(Beginning of Data)

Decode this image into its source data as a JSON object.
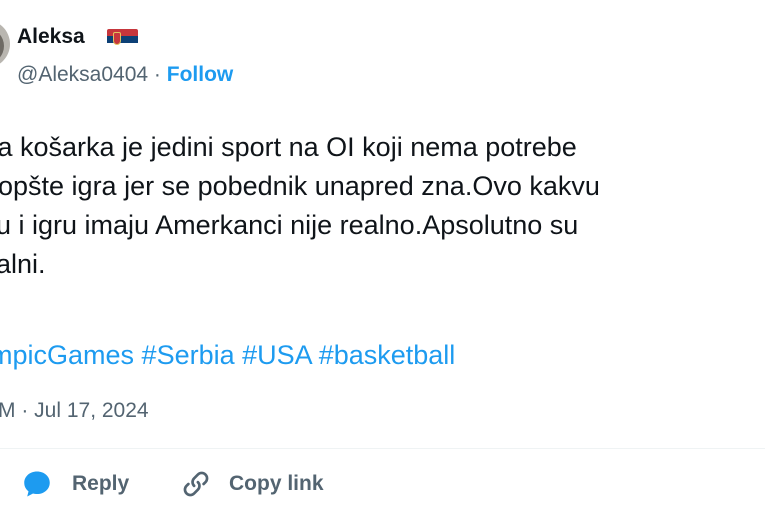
{
  "tweet": {
    "author_name": "Aleksa",
    "handle": "@Aleksa0404",
    "separator": " · ",
    "follow_label": "Follow",
    "text_lines": [
      "ka košarka je jedini sport na OI koji nema potrebe",
      "opšte igra jer se pobednik unapred zna.Ovo kakvu",
      "u i igru imaju Amerkanci nije realno.Apsolutno su",
      "alni."
    ],
    "hashtags": [
      "mpicGames",
      "#Serbia",
      "#USA",
      "#basketball"
    ],
    "timestamp": "M · Jul 17, 2024"
  },
  "actions": {
    "reply_label": "Reply",
    "copy_link_label": "Copy link"
  },
  "icons": {
    "flag": "serbia-flag-icon",
    "reply": "reply-bubble-icon",
    "copy": "link-icon"
  },
  "colors": {
    "accent": "#1d9bf0",
    "secondary_text": "#536471",
    "primary_text": "#0f1419",
    "flag_red": "#c6363c",
    "flag_blue": "#0c4076",
    "flag_white": "#ffffff"
  }
}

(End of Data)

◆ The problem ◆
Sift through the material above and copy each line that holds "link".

◆ Written response ◆
    "copy_link_label": "Copy link"
    "copy": "link-icon"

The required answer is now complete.